When subscribing to observables it’s key to manage your subscriptions. An observable execution can run for an infinite amount of time and therefore we need a way to stop it from executing. If we keep our subscriptions open to resources that are not required we’re losing unnecessary memory and computing resources and that is bad. We can of course just call
unsubscribe() but there are much better and easier ways to stop your subscription from receiving data with the power of rx.js.
If you’re not sure that you completely understand observables yet, I recommend to read my previous article.
Using operators from rx.js enables us to make observables complete without calling
unsubscribe(). Using those methods instead of calling
unsubscribe() always has preference as we have much more control over our subscriptions this way.
For each rx.js operator i will include images of rxmarbles.com. Please note that the top arrow represents the original observable that emits multiple values. Each circle stands for one emit. The bottom arrow represents the effect the operator has on the data stream before it completes. if you haven’t checked out rxmarbles yet, i highly recommend you to look at it soon. It can really help you with understanding how each rx.js operator work.
If you are sure that you only need the first value or the first value that passes a test, use the
first(). The observable emits only the first value and then completes.
You can use
first when you just want to get the value from an api-request. Since you know you only need one value,
first works great for that.
If you know beforehand that you only want a maximum number of values from your source you can use the
take returns an observable that emits it’s values a maximum amount of times.
You can use
take when you for example know that the first value can be null but the second has the value you need. I use this sometimes when selecting data from my ngrx/store. It can happen that the store is still empty when you ask for the data, the first value will then be null. A little later the store might be filled and my subscription now receives the data it needs.
take(2) then works fine.
take accepts a maximum number of emits from the observable.
elementAt accepts only the emit from a given index. In other words, use
elementAt if you for example only want the third value from an observable.
elementAt then waits for the third value and then completes.
Maybe there’s a scenario where you’re making something interactive and need to do something once with the third click.
This one is a bit more difficult as
takeUntil requires two observables.
takeUntil emits values until a the second observable emits ‘something’ or completes. The first observable, e.g. the original source, then completes.
Let’s say you’re listening to a websocket on a specific page. You of course only want to keep a subscription to this websocket open when you’re on the page. You can use
takeUntil to automatically unsubscribe on routeChange.
You can see
takeWhile as a filter. Each value that the observable emits is given to the

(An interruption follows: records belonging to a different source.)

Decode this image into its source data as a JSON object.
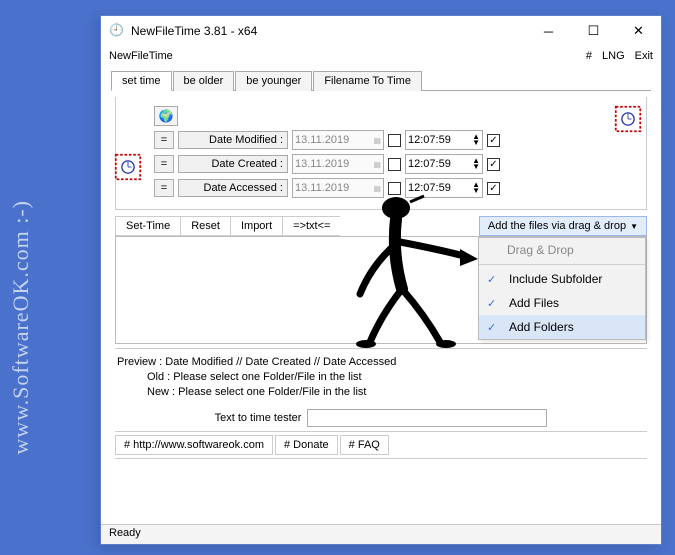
{
  "watermark": "www.SoftwareOK.com :-)",
  "window": {
    "title": "NewFileTime 3.81 - x64"
  },
  "menubar": {
    "app": "NewFileTime",
    "hash": "#",
    "lng": "LNG",
    "exit": "Exit"
  },
  "tabs": [
    "set time",
    "be older",
    "be younger",
    "Filename To Time"
  ],
  "rows": {
    "modified": {
      "label": "Date Modified :",
      "date": "13.11.2019",
      "time": "12:07:59"
    },
    "created": {
      "label": "Date Created :",
      "date": "13.11.2019",
      "time": "12:07:59"
    },
    "accessed": {
      "label": "Date Accessed :",
      "date": "13.11.2019",
      "time": "12:07:59"
    }
  },
  "toolbar": {
    "set_time": "Set-Time",
    "reset": "Reset",
    "import": "Import",
    "txt": "=>txt<=",
    "add_drop": "Add the files via drag & drop"
  },
  "dropdown": {
    "header": "Drag & Drop",
    "include_subfolder": "Include Subfolder",
    "add_files": "Add Files",
    "add_folders": "Add Folders"
  },
  "preview": {
    "header": "Preview  :   Date Modified    //   Date Created    //   Date Accessed",
    "old": "Old :  Please select one Folder/File in the list",
    "new": "New :  Please select one Folder/File in the list"
  },
  "tester_label": "Text to time tester",
  "links": {
    "site": "# http://www.softwareok.com",
    "donate": "# Donate",
    "faq": "# FAQ"
  },
  "status": "Ready",
  "eq": "="
}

takeWhile. This then tests the value for a certain condition and returns a boolean. If it returns false, the observable completes.

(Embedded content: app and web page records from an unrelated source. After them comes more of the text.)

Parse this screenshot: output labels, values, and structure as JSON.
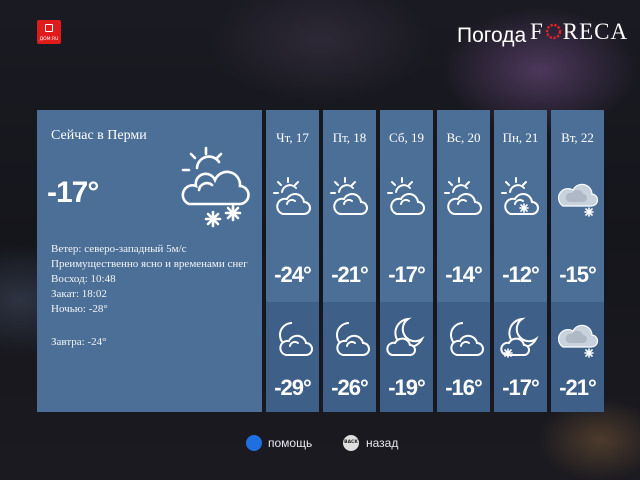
{
  "header": {
    "brand_text": "ДОМ.RU",
    "title": "Погода",
    "provider_letter_f": "F",
    "provider_rest": "RECA"
  },
  "current": {
    "city_label": "Сейчас в Перми",
    "temp": "-17°",
    "icon": "partly-cloudy-snow-icon",
    "details": {
      "wind": "Ветер: северо-западный 5м/с",
      "condition": "Преимущественно ясно и временами снег",
      "sunrise": "Восход: 10:48",
      "sunset": "Закат: 18:02",
      "night": "Ночью: -28°",
      "tomorrow": "Завтра: -24°"
    }
  },
  "forecast": [
    {
      "day": "Чт, 17",
      "day_temp": "-24°",
      "day_icon": "sun-cloud-icon",
      "night_temp": "-29°",
      "night_icon": "moon-cloud-icon"
    },
    {
      "day": "Пт, 18",
      "day_temp": "-21°",
      "day_icon": "sun-cloud-icon",
      "night_temp": "-26°",
      "night_icon": "moon-cloud-icon"
    },
    {
      "day": "Сб, 19",
      "day_temp": "-17°",
      "day_icon": "sun-cloud-icon",
      "night_temp": "-19°",
      "night_icon": "crescent-moon-cloud-icon"
    },
    {
      "day": "Вс, 20",
      "day_temp": "-14°",
      "day_icon": "sun-cloud-icon",
      "night_temp": "-16°",
      "night_icon": "moon-cloud-icon"
    },
    {
      "day": "Пн, 21",
      "day_temp": "-12°",
      "day_icon": "sun-cloud-snow-icon",
      "night_temp": "-17°",
      "night_icon": "crescent-moon-cloud-snow-icon"
    },
    {
      "day": "Вт, 22",
      "day_temp": "-15°",
      "day_icon": "cloud-snow-icon",
      "night_temp": "-21°",
      "night_icon": "cloud-snow-icon"
    }
  ],
  "footer": {
    "help_label": "помощь",
    "back_key": "BACK",
    "back_label": "назад",
    "help_color": "#1f6fe0"
  },
  "colors": {
    "panel": "#4b6f96",
    "night_panel": "#3e5f88",
    "brand_red": "#e01b1b",
    "foreca_accent": "#d8232a"
  }
}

The example i gave on when to use
take about selecting data from my ngrx/store that might or might not be present yet can also be done with

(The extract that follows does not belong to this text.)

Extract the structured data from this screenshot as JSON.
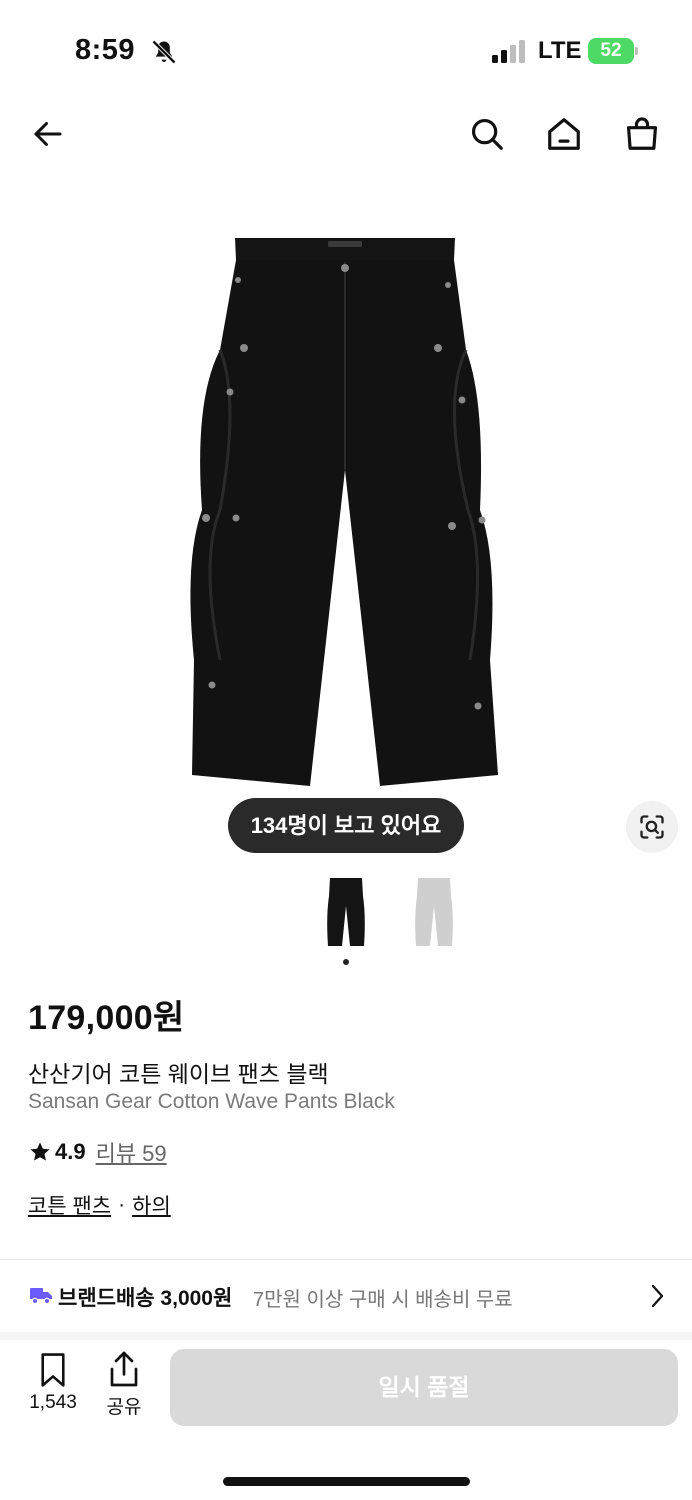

While the examples are somewhat fictional, this small overview of
takeUntil should give you a better understanding of how you can manage your subscriptions without using unsubscribe.
Looking for a job in Amsterdam?
I work for Sytac as a Senior front-end developer and we are looking for medior/senior developers that specialise in Angular, React, Java or Scala. Sytac is a very ambitious consultancy company in the Netherlands that works for a lot of renowned companies in banking, airline, government and retail sectors. You can think of companies like ING, KLM, Deloitte, Ahold Delhaize, ABN AMRO, Flora holland and many more.
From a personal opinion Sytac really sets itself apart with their client portfolio, but also with how they take care of their employees. They do really care about the wellbeing of their employees. Apart from a good salary (50K-75k), you will notice this in regular meetings with the consultant managers but also by the amount of events they organise and all the other perks they offer to keep all employees happy.
If you think you have what it takes to work with the best, send me an email on email@example.com and i’m happy to tell you more..